_EXERCISE PROMPT_
Please restate the data below word for word, omitting all images.

_RECORDS SHOWN_
####################
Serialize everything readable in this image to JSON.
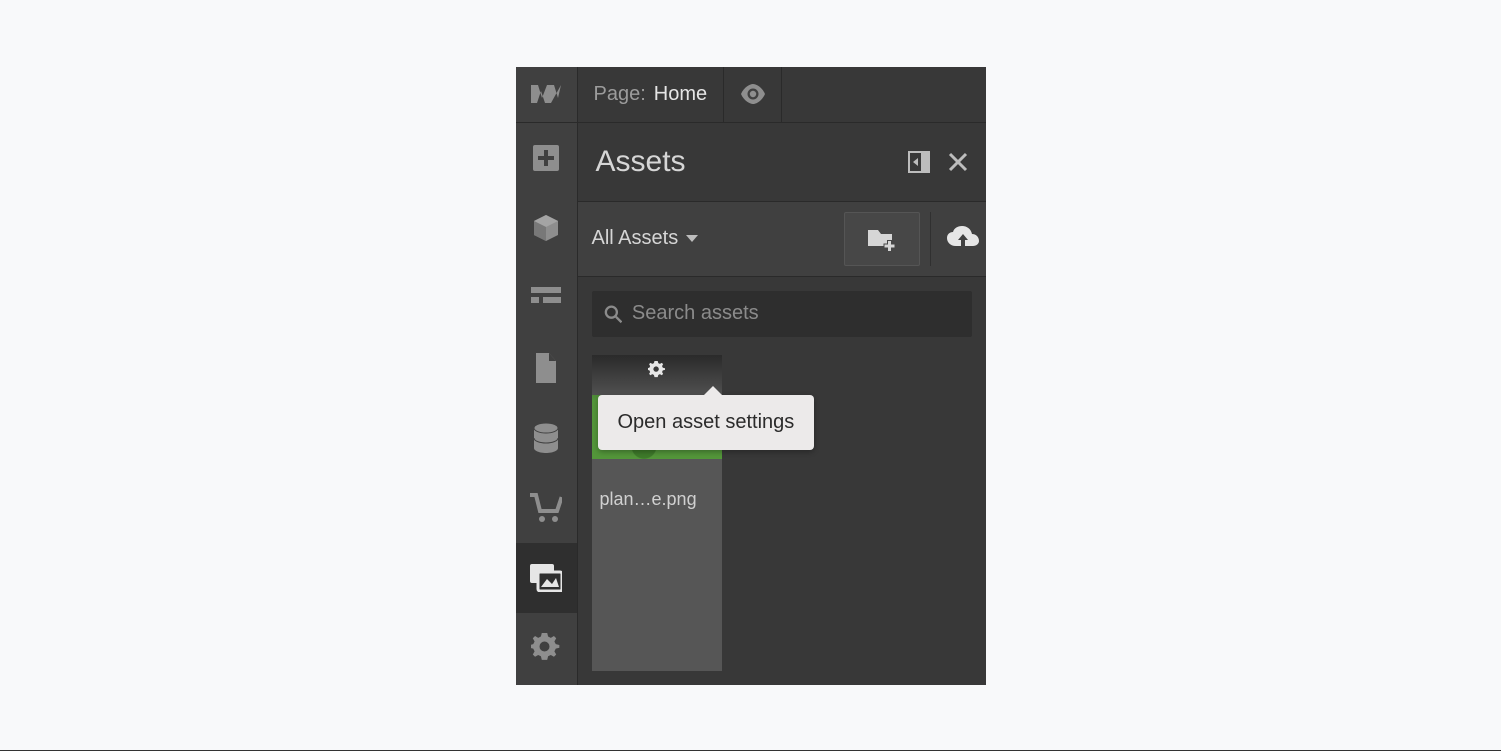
{
  "topbar": {
    "page_label": "Page:",
    "page_name": "Home"
  },
  "panel": {
    "title": "Assets",
    "filter_label": "All Assets",
    "search_placeholder": "Search assets"
  },
  "asset": {
    "filename": "plan…e.png"
  },
  "tooltip": {
    "text": "Open asset settings"
  },
  "icons": {
    "logo": "webflow-logo",
    "preview": "eye-icon",
    "rail": [
      "add-icon",
      "cube-icon",
      "navigator-icon",
      "page-icon",
      "cms-icon",
      "ecommerce-icon",
      "assets-icon",
      "settings-icon"
    ]
  },
  "colors": {
    "panel_bg": "#383838",
    "rail_bg": "#404040",
    "active_bg": "#2f2f2f",
    "text_muted": "#9c9c9c",
    "text": "#d6d6d6",
    "tooltip_bg": "#eceaea"
  }
}
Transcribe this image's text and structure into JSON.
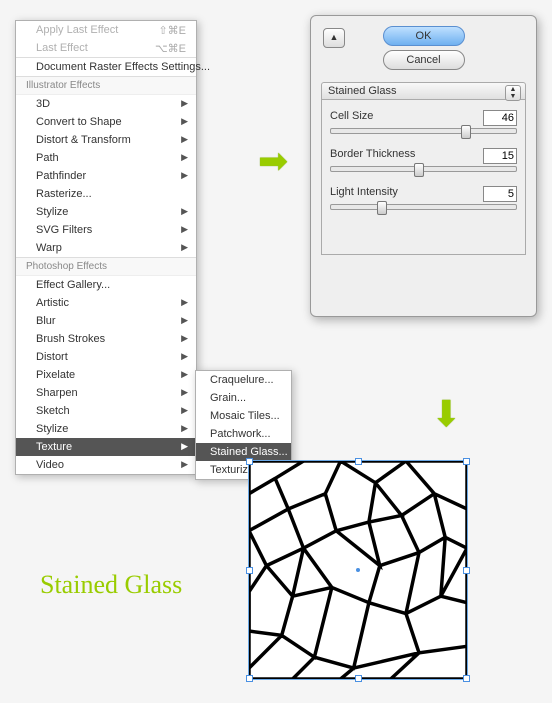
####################
_WRITTEN RESPONSE_
Serialize everything readable in this image to JSON.
{
  "topbar": {
    "page_label": "Page:",
    "page_name": "Home"
  },
  "panel": {
    "title": "Assets",
    "filter_label": "All Assets",
    "search_placeholder": "Search assets"
  },
  "asset": {
    "filename": "plan…e.png"
  },
  "tooltip": {
    "text": "Open asset settings"
  },
  "icons": {
    "logo": "webflow-logo",
    "preview": "eye-icon",
    "rail": [
      "add-icon",
      "cube-icon",
      "navigator-icon",
      "page-icon",
      "cms-icon",
      "ecommerce-icon",
      "assets-icon",
      "settings-icon"
    ]
  },
  "colors": {
    "panel_bg": "#383838",
    "rail_bg": "#404040",
    "active_bg": "#2f2f2f",
    "text_muted": "#9c9c9c",
    "text": "#d6d6d6",
    "tooltip_bg": "#eceaea"
  }
}
Transcribe this image's text and structure into JSON.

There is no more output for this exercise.